EXERCISE INPUTS
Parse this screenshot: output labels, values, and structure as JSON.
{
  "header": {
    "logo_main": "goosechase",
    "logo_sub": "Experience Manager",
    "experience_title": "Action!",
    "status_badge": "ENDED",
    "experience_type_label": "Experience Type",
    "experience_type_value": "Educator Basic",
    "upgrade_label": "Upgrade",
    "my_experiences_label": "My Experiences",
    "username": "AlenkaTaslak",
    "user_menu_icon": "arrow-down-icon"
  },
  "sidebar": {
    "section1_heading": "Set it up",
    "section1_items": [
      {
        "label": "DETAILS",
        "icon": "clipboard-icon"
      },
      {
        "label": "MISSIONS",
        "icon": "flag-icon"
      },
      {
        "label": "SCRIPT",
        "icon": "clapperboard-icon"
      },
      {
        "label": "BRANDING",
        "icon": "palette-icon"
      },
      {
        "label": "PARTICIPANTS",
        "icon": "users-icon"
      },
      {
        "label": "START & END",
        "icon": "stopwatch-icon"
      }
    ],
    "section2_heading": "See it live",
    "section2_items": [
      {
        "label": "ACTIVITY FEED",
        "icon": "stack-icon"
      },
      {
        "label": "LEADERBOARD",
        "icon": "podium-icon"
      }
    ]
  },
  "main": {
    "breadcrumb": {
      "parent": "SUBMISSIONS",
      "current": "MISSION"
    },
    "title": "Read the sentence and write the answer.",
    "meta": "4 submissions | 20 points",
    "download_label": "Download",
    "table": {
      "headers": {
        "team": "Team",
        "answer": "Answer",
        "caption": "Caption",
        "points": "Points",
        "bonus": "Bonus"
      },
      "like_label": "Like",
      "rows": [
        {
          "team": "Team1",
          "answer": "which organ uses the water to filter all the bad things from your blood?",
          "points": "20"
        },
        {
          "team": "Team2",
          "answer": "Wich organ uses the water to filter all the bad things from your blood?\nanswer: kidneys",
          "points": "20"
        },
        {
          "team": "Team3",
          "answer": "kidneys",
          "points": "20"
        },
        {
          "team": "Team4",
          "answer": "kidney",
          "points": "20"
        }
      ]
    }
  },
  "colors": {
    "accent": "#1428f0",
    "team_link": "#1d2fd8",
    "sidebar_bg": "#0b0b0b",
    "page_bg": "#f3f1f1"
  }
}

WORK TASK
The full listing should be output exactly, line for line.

EXERCISE RESPONSE
Parse this screenshot: output labels, values, and structure as JSON.
{
  "header": {
    "logo_main": "goosechase",
    "logo_sub": "Experience Manager",
    "experience_title": "Action!",
    "status_badge": "ENDED",
    "experience_type_label": "Experience Type",
    "experience_type_value": "Educator Basic",
    "upgrade_label": "Upgrade",
    "my_experiences_label": "My Experiences",
    "username": "AlenkaTaslak",
    "user_menu_icon": "arrow-down-icon"
  },
  "sidebar": {
    "section1_heading": "Set it up",
    "section1_items": [
      {
        "label": "DETAILS",
        "icon": "clipboard-icon"
      },
      {
        "label": "MISSIONS",
        "icon": "flag-icon"
      },
      {
        "label": "SCRIPT",
        "icon": "clapperboard-icon"
      },
      {
        "label": "BRANDING",
        "icon": "palette-icon"
      },
      {
        "label": "PARTICIPANTS",
        "icon": "users-icon"
      },
      {
        "label": "START & END",
        "icon": "stopwatch-icon"
      }
    ],
    "section2_heading": "See it live",
    "section2_items": [
      {
        "label": "ACTIVITY FEED",
        "icon": "stack-icon"
      },
      {
        "label": "LEADERBOARD",
        "icon": "podium-icon"
      }
    ]
  },
  "main": {
    "breadcrumb": {
      "parent": "SUBMISSIONS",
      "current": "MISSION"
    },
    "title": "Read the sentence and write the answer.",
    "meta": "4 submissions | 20 points",
    "download_label": "Download",
    "table": {
      "headers": {
        "team": "Team",
        "answer": "Answer",
        "caption": "Caption",
        "points": "Points",
        "bonus": "Bonus"
      },
      "like_label": "Like",
      "rows": [
        {
          "team": "Team1",
          "answer": "which organ uses the water to filter all the bad things from your blood?",
          "points": "20"
        },
        {
          "team": "Team2",
          "answer": "Wich organ uses the water to filter all the bad things from your blood?\nanswer: kidneys",
          "points": "20"
        },
        {
          "team": "Team3",
          "answer": "kidneys",
          "points": "20"
        },
        {
          "team": "Team4",
          "answer": "kidney",
          "points": "20"
        }
      ]
    }
  },
  "colors": {
    "accent": "#1428f0",
    "team_link": "#1d2fd8",
    "sidebar_bg": "#0b0b0b",
    "page_bg": "#f3f1f1"
  }
}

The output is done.